For more than 20 years, Melissa Smith has been involved in health care. Starting as a medical assistant, before becoming a licensed practical nurse, and later, a registered nurse, Smith is now the new Mitchell County Public Health administrator. Smith, who lives on a dairy farm south of Adams, Minnesota, took over the duties on Dec. 4.
“I’m a registered nurse with a passion for public heath nursing,” said Smith, who’s spent the last five and a half years teaching.
Smith’s passion for public health was sparked, in part, by Dr. Pat Thompson, while Smith was studying at Winona State University.
“She was a great instructor who really cared about public health,” said Smith. “In addition, I had some things occur with my youngest son who suffered a serious illness for an extended period of time and was hospitalized at St. Mary’s.”
That illness was E-coli and HUS, or hemokydic uremic syndrom, which effects the kidneys. During the time of her son’s illness, she worked closely with the state epidemiologist.
Her job as administrator includes managing the public health and home health for Mitchell County. While home health involves providing care to clients in their homes, including personal care services, skilled nurses and homemaking, the public health aspects involve serving all of Mitchell County.
“The staff has all been very inviting,” said Smith. “The biggest challenge so far is learning Iowa rules and regulations. I taught in Minnesota, and prior to that was a home care director, which is similar, but different to the job I have now. For one, the agency was much smaller, and secondly, it didn’t have public health. I’m really excited about the public health aspect of this job.”
Because of her keen interest in public health, Smith is also taking classes at the University of Minnesota School of Public Health.
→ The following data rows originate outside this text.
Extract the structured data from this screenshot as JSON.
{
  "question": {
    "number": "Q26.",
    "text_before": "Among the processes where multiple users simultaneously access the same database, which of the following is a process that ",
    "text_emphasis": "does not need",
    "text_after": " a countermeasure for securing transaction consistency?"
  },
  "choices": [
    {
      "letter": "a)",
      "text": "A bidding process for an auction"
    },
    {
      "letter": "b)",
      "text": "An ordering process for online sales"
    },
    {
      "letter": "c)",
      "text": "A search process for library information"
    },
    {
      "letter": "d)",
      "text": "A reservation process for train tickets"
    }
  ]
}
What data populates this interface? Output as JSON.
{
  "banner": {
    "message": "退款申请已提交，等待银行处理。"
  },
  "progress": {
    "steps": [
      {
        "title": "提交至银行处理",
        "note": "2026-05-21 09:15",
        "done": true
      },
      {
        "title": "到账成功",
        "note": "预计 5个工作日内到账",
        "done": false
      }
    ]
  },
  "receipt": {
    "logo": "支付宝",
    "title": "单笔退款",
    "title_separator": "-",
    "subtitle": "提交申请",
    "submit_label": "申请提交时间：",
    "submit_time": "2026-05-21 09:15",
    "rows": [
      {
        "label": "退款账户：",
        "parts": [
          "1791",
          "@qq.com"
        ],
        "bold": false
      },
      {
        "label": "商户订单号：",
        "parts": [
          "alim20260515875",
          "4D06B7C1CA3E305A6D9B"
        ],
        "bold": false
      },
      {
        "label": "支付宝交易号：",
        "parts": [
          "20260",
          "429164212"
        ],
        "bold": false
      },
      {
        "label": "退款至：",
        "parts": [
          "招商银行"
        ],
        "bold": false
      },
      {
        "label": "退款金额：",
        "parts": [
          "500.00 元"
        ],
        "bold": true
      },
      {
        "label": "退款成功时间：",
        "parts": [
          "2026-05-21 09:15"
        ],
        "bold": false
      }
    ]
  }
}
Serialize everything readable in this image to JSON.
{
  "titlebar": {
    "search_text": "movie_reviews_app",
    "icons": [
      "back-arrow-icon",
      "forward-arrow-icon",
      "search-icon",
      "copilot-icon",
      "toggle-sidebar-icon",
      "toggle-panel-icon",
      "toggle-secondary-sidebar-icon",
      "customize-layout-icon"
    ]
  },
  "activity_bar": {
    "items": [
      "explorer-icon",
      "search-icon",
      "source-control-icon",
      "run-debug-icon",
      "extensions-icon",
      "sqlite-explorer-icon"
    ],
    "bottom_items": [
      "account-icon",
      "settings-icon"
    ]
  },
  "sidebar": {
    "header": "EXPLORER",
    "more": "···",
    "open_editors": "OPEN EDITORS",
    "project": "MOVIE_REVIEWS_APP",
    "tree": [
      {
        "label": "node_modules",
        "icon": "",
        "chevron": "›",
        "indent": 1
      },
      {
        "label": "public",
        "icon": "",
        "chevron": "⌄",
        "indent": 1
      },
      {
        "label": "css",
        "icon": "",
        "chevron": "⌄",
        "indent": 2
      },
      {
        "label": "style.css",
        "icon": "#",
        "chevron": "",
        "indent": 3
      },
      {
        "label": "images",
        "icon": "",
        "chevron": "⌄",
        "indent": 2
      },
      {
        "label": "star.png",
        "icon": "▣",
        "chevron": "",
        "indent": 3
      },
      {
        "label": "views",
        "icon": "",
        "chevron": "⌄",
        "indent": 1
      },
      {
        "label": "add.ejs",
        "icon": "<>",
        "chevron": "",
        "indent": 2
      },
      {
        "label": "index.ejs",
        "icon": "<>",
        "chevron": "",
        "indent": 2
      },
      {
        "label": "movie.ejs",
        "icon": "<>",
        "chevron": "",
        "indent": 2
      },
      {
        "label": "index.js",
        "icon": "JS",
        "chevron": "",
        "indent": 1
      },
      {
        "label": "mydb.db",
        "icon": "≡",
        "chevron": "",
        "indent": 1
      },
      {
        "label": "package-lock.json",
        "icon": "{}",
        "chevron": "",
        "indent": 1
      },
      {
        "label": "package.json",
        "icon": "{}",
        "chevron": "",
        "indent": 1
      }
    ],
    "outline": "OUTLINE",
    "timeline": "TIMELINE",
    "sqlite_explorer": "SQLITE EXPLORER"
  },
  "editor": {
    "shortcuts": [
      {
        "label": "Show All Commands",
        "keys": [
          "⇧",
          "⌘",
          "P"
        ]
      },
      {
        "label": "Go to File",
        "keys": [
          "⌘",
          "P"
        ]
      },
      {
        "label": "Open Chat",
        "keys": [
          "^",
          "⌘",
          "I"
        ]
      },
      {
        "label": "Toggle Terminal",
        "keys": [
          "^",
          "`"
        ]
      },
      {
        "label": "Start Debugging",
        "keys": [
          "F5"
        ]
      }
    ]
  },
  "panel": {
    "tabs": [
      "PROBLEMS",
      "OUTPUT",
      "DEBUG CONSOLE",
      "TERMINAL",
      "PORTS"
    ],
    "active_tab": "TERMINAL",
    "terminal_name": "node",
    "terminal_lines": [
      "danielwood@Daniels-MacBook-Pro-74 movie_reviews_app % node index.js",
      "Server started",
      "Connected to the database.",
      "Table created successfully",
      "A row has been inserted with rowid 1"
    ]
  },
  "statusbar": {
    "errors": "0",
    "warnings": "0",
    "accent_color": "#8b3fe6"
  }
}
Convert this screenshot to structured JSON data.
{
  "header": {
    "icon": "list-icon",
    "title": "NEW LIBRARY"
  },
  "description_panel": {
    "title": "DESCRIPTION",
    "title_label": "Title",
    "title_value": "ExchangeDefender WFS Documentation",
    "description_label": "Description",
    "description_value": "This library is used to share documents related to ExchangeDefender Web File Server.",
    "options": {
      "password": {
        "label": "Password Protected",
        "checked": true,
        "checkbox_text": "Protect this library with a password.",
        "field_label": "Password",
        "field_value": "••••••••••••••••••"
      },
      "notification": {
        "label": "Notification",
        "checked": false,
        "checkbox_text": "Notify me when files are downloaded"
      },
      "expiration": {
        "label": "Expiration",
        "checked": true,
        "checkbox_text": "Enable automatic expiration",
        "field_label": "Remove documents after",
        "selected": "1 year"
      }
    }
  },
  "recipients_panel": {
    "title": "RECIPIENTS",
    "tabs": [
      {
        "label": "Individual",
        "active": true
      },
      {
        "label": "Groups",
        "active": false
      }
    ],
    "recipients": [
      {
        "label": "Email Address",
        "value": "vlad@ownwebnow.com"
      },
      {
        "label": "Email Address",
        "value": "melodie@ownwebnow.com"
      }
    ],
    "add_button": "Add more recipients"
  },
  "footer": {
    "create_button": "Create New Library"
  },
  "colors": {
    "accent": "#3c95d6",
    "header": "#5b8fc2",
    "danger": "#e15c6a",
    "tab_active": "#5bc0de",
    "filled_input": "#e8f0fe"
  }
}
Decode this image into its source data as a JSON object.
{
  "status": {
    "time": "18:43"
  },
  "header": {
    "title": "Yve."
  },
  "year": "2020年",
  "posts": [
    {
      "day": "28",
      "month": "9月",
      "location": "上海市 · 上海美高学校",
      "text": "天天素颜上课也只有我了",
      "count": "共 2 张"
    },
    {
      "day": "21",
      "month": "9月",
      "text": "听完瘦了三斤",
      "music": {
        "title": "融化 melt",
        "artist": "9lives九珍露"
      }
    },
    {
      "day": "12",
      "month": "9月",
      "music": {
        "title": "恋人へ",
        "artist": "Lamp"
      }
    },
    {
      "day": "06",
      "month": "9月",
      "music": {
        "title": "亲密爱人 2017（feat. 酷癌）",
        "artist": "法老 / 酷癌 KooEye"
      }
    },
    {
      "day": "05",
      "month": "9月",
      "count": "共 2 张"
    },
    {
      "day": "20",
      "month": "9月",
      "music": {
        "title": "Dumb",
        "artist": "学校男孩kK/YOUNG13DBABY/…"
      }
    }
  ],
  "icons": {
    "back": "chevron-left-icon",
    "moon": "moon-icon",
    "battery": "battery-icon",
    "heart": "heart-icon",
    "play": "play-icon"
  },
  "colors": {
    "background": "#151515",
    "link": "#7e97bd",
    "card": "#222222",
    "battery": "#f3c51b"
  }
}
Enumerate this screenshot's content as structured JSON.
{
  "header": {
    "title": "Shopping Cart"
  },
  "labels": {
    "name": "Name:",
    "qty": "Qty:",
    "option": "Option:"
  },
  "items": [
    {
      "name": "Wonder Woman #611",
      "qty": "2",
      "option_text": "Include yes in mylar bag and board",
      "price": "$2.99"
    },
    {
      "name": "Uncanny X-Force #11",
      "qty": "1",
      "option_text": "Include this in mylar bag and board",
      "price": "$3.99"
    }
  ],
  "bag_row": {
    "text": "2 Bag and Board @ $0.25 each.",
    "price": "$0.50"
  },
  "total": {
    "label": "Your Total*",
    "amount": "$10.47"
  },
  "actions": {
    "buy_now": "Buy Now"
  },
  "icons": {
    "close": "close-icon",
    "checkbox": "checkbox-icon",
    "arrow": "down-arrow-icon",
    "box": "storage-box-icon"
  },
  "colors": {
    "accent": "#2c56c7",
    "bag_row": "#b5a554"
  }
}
With her new job has also come a new set of goals for the things she would like to see take place in Mitchell County.
“My short term goals are to get too know and engage with the staff and community and to maintain the high quality services the staff have been providing,” said Smith. “But my long-term goals are to really get into the public health side of the agency with Osage and the surrounding communities of Mitchell County and be more active from a public standpoint.”
In order to get more active and achieve her goals, Smith has plans to apply for grants and establish some of the programs that are available though grant funding from the Iowa Department of Health, including a community wide substance abuse coalition, emergency preparedness, and immunization promotion.
“Public health is very interesting to me,” said Smith. “And we will get these programs up and running.”